[[ DATASET RECORDS open ]]

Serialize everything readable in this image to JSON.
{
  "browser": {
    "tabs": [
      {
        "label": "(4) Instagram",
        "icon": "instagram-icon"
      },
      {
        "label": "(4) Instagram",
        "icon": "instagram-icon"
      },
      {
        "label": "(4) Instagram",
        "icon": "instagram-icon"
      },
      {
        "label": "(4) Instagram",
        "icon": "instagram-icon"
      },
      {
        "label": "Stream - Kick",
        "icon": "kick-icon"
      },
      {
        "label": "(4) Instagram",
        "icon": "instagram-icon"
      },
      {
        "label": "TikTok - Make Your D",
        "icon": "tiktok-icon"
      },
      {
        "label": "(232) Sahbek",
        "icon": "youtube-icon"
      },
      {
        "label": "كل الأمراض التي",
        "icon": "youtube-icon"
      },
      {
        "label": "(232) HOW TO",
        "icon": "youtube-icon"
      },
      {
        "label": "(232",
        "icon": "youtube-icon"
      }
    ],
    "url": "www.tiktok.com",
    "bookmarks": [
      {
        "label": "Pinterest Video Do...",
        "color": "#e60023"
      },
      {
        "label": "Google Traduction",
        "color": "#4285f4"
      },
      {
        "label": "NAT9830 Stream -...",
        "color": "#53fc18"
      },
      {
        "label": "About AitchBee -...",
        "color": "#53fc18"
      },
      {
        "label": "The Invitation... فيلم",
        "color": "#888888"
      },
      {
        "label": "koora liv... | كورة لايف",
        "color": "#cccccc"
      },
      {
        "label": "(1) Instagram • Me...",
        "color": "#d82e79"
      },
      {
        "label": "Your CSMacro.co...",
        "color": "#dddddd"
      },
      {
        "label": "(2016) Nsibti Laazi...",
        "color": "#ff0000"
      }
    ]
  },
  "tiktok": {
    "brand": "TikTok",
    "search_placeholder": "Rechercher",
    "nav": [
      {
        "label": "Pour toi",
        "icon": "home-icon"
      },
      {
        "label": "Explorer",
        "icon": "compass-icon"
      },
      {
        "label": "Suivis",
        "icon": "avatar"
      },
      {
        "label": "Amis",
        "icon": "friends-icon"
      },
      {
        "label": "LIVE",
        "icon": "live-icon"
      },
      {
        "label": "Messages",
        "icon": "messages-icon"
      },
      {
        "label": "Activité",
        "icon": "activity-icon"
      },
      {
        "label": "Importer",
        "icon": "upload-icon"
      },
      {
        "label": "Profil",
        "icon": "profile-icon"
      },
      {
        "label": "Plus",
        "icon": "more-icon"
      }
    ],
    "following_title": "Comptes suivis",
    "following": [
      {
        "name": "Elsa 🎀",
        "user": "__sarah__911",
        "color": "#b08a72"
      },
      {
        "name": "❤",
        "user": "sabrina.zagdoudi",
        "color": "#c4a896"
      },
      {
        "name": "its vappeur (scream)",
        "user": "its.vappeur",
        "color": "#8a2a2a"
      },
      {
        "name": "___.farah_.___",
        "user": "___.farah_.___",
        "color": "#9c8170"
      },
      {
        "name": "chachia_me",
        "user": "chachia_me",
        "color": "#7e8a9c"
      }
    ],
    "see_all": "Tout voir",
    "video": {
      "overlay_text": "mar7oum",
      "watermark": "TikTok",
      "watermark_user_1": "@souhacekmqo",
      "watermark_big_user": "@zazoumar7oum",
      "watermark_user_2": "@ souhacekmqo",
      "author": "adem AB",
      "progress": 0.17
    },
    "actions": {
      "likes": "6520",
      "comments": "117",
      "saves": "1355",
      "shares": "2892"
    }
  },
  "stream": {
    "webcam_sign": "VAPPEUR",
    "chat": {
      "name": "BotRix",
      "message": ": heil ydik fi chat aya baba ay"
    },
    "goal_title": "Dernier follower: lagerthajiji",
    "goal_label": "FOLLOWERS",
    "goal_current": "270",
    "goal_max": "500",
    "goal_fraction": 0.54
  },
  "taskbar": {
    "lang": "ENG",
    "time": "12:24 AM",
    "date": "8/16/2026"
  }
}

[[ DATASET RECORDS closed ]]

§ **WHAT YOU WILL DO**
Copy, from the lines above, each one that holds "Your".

§ **EXERCISE RESULT**
        "label": "TikTok - Make Your D",
        "label": "Your CSMacro.co...",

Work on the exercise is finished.